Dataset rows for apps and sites
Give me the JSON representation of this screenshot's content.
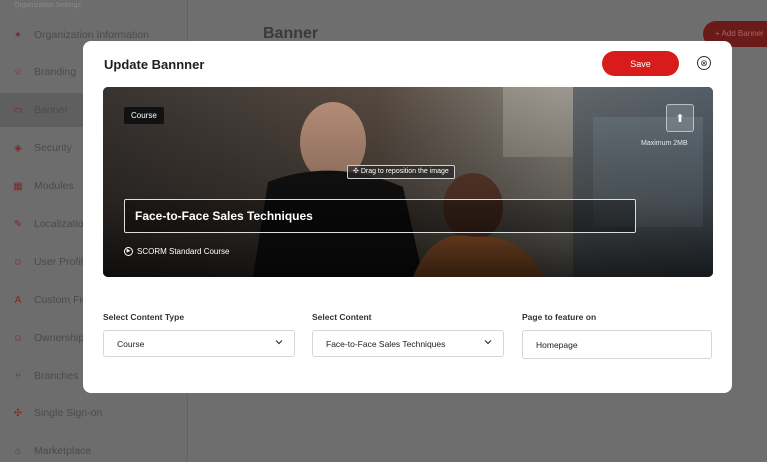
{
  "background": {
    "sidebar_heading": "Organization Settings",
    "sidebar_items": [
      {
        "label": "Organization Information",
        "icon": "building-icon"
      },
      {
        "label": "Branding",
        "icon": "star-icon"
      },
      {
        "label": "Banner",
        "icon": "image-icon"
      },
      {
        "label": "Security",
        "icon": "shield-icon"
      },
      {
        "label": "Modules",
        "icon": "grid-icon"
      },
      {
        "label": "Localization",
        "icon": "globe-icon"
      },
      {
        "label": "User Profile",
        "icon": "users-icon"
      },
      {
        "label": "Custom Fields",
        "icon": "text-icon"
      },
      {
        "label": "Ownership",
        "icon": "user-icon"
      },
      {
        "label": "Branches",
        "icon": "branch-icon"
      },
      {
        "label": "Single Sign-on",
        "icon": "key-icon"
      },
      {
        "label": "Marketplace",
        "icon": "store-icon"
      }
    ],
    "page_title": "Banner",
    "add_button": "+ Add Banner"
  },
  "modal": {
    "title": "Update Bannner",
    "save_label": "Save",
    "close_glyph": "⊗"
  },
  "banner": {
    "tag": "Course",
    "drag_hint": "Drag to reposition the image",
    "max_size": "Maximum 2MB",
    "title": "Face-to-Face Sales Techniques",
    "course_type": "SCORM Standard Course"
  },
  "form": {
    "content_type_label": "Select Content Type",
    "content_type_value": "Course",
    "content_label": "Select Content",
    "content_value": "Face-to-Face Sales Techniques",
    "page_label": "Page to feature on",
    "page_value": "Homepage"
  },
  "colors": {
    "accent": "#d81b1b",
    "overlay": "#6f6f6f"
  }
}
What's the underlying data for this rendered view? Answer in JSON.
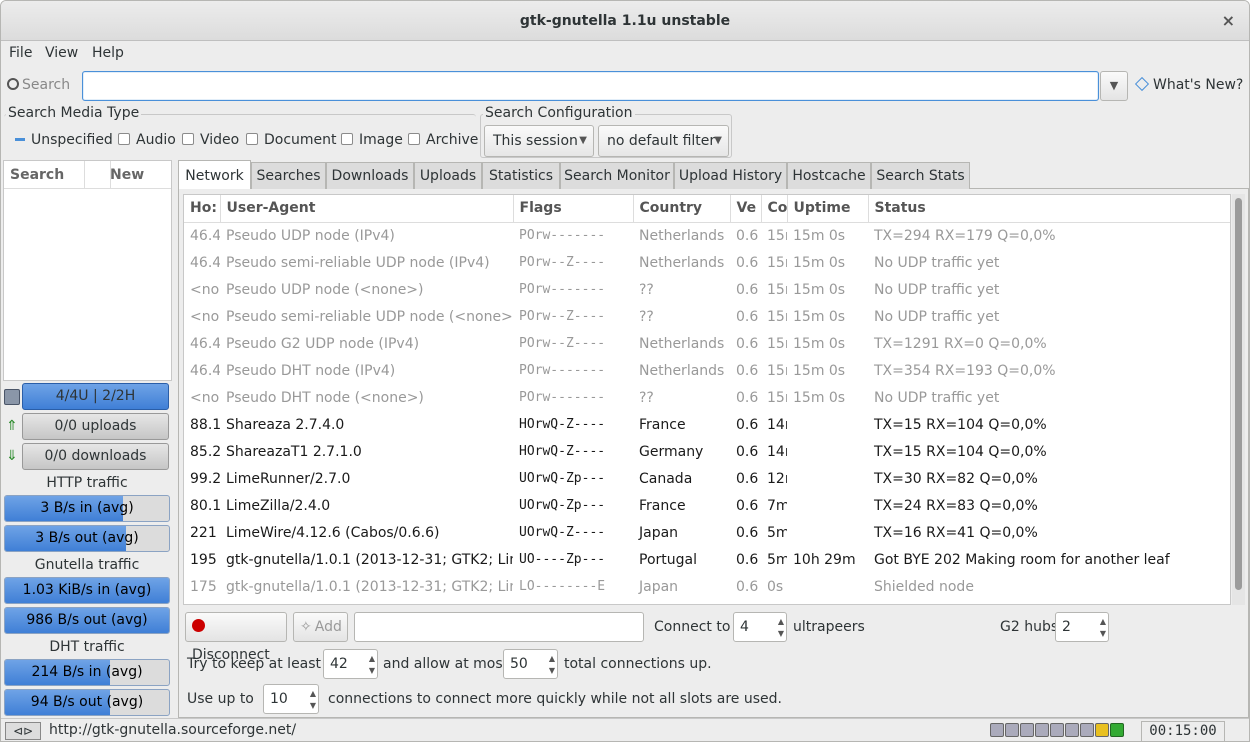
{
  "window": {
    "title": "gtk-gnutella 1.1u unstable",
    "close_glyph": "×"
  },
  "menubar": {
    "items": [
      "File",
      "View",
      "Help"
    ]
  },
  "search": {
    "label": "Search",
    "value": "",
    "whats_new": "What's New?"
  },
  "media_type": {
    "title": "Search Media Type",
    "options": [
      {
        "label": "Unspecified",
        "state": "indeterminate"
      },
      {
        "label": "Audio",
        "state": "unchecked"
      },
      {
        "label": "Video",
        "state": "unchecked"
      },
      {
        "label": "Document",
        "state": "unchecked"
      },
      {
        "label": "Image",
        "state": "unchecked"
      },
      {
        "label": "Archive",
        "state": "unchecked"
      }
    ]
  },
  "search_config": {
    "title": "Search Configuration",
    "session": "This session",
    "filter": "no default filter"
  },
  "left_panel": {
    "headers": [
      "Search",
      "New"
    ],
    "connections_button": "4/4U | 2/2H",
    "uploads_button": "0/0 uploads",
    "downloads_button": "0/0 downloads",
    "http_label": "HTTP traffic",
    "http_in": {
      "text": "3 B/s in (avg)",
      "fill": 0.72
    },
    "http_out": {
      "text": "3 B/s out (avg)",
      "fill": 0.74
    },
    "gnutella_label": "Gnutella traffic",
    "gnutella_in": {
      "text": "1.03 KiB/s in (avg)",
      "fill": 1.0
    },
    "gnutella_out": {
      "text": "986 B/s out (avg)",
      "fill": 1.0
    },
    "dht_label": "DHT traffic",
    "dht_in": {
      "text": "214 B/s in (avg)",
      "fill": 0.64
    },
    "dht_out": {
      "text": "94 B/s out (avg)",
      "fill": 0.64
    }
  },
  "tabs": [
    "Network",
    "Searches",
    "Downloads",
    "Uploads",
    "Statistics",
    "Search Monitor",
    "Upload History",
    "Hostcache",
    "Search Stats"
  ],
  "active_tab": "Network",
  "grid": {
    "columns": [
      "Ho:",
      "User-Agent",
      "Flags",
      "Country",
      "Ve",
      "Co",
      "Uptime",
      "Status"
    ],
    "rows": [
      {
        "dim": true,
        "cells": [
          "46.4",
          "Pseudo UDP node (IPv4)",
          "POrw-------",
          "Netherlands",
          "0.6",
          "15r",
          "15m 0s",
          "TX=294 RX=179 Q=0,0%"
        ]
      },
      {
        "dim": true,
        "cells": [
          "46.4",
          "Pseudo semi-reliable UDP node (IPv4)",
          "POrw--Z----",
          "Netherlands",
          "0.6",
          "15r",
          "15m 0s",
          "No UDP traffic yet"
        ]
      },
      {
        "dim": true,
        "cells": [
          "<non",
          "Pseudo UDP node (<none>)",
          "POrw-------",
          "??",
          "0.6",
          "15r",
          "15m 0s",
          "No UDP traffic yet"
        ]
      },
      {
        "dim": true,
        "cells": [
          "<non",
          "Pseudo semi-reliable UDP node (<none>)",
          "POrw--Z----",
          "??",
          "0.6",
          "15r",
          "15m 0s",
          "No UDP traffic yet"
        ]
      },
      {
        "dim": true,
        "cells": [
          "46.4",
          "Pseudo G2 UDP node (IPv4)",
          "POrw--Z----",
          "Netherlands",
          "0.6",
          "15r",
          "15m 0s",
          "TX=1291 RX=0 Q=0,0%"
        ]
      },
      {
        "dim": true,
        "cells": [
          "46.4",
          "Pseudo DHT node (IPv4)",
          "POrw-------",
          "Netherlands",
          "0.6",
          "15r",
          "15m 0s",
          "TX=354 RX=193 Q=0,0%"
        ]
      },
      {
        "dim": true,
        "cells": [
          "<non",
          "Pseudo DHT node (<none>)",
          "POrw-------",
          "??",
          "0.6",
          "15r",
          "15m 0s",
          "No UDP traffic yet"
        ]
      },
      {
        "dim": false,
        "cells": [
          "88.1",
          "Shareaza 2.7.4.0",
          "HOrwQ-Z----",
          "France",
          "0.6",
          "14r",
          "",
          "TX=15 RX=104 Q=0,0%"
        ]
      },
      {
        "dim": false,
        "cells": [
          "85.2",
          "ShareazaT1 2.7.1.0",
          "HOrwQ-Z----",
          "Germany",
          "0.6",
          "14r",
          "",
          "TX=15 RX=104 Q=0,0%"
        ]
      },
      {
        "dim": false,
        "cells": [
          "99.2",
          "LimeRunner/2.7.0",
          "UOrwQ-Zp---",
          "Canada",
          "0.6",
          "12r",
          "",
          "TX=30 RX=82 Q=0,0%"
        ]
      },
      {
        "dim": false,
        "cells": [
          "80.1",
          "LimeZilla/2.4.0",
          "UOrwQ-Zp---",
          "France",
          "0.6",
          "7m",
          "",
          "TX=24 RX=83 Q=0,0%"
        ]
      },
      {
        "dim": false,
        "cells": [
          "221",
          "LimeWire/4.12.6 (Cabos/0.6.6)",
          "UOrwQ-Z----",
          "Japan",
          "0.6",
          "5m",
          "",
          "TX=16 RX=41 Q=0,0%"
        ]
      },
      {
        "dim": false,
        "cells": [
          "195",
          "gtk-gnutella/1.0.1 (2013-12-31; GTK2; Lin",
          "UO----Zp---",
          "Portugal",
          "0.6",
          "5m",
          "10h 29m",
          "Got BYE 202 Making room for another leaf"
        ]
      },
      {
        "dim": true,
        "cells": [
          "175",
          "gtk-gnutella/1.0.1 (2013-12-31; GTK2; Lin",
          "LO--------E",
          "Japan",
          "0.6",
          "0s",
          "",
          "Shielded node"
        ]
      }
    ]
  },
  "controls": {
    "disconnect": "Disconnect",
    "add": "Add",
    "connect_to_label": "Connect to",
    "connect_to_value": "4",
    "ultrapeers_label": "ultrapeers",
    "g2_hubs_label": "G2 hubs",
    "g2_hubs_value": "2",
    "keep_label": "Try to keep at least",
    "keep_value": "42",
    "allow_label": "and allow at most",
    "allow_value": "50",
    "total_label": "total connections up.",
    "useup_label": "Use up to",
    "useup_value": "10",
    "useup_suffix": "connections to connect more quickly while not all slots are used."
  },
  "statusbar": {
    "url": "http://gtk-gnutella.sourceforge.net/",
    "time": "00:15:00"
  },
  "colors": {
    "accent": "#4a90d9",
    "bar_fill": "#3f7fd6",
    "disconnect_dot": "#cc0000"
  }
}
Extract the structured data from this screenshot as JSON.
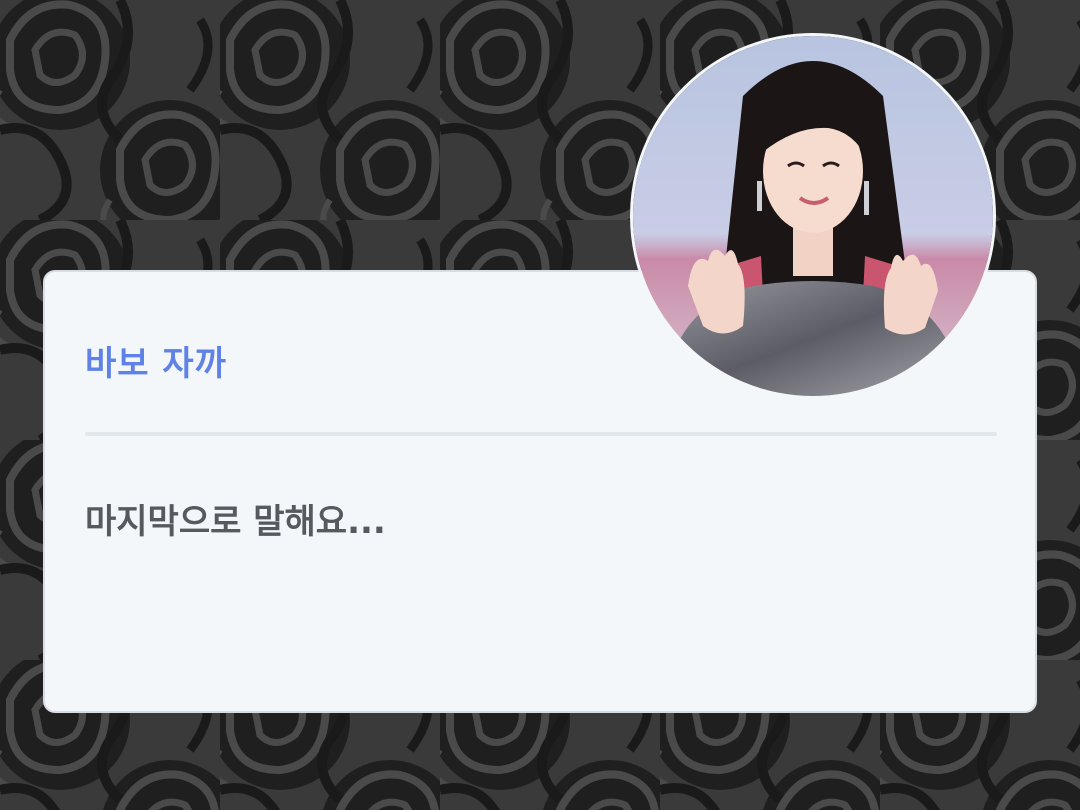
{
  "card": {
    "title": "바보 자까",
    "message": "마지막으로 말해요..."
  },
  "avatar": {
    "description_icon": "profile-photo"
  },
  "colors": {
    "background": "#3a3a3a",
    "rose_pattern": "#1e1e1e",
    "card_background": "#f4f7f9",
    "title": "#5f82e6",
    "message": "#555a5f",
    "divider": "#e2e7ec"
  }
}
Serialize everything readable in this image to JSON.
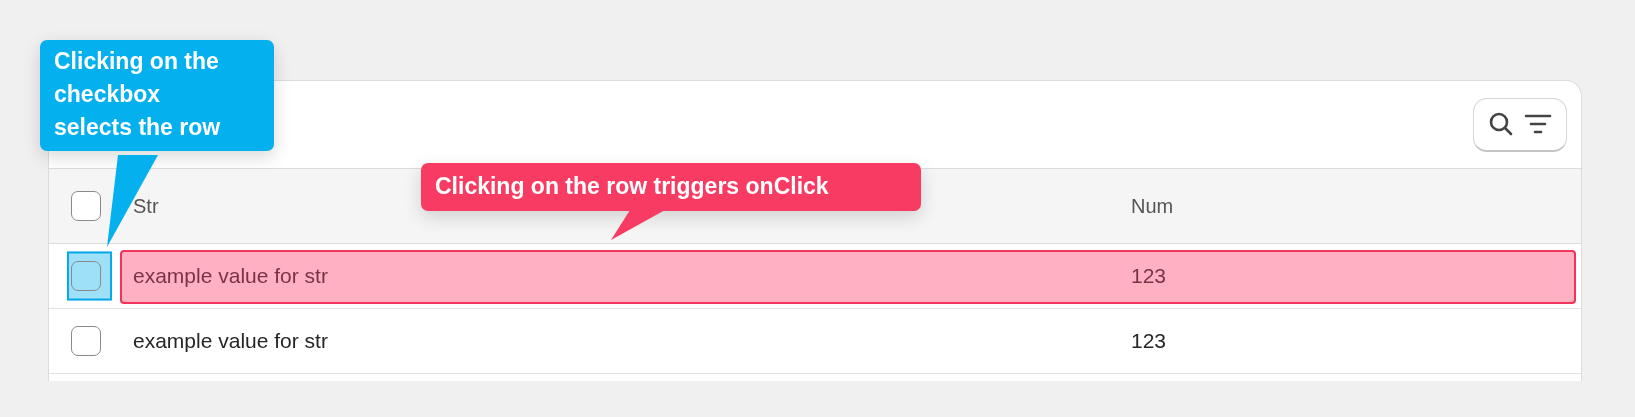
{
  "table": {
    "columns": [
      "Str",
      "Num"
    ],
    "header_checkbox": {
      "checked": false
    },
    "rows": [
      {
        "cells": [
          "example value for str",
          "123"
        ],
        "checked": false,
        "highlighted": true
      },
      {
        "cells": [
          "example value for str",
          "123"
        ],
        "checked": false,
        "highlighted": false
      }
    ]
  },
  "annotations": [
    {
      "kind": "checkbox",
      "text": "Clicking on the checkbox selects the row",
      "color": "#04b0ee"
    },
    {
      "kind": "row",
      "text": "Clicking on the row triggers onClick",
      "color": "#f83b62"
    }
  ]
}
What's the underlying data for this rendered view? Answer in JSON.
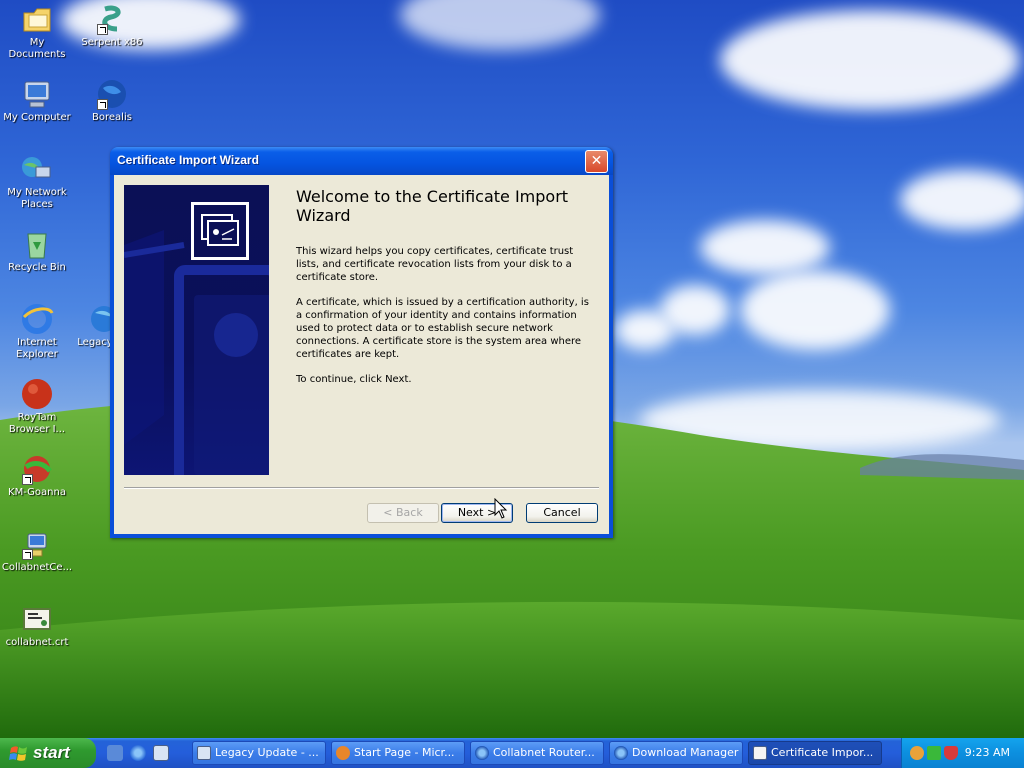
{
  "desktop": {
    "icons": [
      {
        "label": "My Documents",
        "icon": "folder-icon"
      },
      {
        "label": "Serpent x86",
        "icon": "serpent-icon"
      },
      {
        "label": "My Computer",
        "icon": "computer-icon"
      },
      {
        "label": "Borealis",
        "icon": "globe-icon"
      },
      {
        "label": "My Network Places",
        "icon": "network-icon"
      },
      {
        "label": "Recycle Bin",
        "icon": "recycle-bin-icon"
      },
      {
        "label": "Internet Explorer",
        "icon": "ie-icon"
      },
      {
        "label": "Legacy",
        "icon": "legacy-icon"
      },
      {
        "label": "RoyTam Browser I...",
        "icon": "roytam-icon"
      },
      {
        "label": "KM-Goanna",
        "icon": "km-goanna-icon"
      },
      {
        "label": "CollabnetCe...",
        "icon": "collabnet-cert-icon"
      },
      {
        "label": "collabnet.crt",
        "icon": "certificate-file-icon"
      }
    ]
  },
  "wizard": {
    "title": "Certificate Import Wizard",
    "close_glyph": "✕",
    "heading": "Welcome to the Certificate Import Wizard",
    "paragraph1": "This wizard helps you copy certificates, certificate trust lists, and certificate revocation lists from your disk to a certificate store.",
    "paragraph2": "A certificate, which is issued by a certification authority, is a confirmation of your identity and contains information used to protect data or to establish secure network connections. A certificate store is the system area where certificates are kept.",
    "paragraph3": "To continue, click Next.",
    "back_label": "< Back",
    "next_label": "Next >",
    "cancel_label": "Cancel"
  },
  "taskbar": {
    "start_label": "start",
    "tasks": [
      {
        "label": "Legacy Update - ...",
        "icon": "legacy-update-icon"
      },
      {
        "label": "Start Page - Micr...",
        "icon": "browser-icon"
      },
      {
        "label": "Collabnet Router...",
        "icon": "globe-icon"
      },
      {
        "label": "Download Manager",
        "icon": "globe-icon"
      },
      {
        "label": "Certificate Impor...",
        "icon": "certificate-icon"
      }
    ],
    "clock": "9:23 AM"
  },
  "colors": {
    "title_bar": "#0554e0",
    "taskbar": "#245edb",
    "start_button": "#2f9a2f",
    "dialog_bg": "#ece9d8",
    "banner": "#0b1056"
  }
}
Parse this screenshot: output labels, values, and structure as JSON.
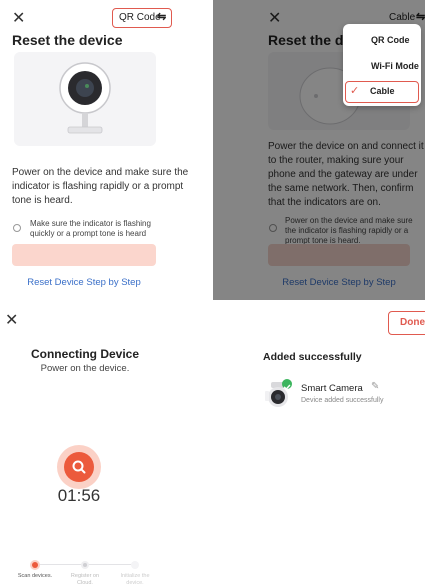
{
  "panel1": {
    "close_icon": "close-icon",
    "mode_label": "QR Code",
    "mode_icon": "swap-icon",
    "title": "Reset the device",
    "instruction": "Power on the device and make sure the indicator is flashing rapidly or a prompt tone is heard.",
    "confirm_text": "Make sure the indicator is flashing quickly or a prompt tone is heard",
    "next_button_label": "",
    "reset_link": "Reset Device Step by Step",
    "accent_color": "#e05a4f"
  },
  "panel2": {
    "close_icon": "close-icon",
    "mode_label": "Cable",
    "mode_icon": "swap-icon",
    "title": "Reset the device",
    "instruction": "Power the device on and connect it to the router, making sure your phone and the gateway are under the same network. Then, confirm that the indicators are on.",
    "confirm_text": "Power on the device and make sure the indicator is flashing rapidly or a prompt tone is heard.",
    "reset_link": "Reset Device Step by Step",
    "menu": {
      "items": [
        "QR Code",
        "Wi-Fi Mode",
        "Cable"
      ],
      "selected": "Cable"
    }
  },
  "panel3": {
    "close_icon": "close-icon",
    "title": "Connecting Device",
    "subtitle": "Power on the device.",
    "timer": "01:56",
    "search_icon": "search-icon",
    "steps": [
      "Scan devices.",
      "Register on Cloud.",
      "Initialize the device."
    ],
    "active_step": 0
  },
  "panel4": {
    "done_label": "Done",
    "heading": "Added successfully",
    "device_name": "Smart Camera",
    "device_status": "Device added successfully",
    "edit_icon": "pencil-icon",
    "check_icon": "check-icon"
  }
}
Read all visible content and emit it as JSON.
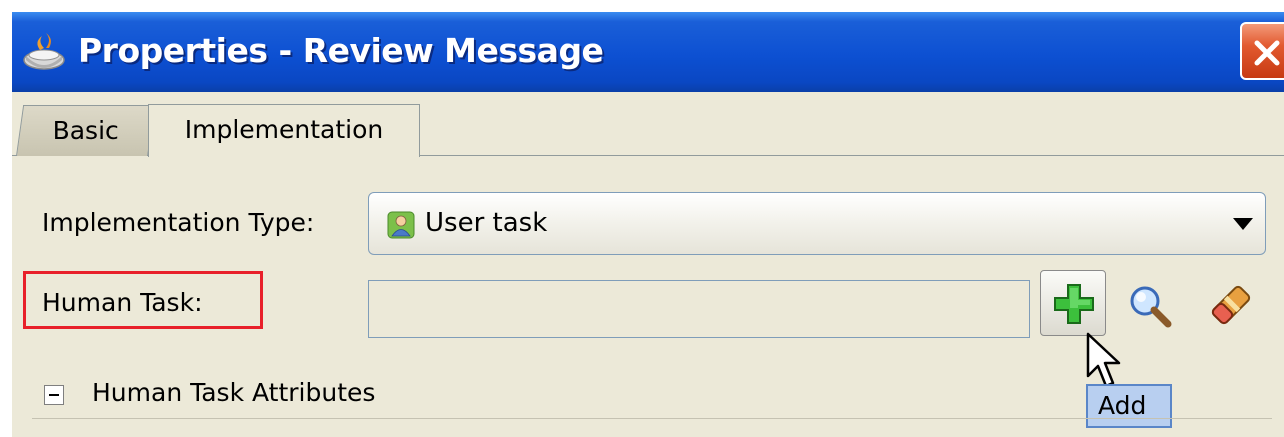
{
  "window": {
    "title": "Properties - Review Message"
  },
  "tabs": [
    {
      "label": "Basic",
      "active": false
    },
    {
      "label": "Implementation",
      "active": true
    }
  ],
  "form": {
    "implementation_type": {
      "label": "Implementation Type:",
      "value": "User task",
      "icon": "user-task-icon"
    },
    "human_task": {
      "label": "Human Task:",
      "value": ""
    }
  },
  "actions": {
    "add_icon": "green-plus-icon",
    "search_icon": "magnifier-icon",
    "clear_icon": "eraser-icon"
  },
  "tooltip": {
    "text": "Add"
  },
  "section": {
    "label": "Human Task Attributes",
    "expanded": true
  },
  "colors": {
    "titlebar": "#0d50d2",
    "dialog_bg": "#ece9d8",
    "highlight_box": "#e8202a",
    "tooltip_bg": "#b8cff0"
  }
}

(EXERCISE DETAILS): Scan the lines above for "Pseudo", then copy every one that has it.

(EXERCISE ANSWER):
          "Pseudo UDP node (IPv4)",
          "Pseudo semi-reliable UDP node (IPv4)",
          "Pseudo UDP node (<none>)",
          "Pseudo semi-reliable UDP node (<none>)",
          "Pseudo G2 UDP node (IPv4)",
          "Pseudo DHT node (IPv4)",
          "Pseudo DHT node (<none>)",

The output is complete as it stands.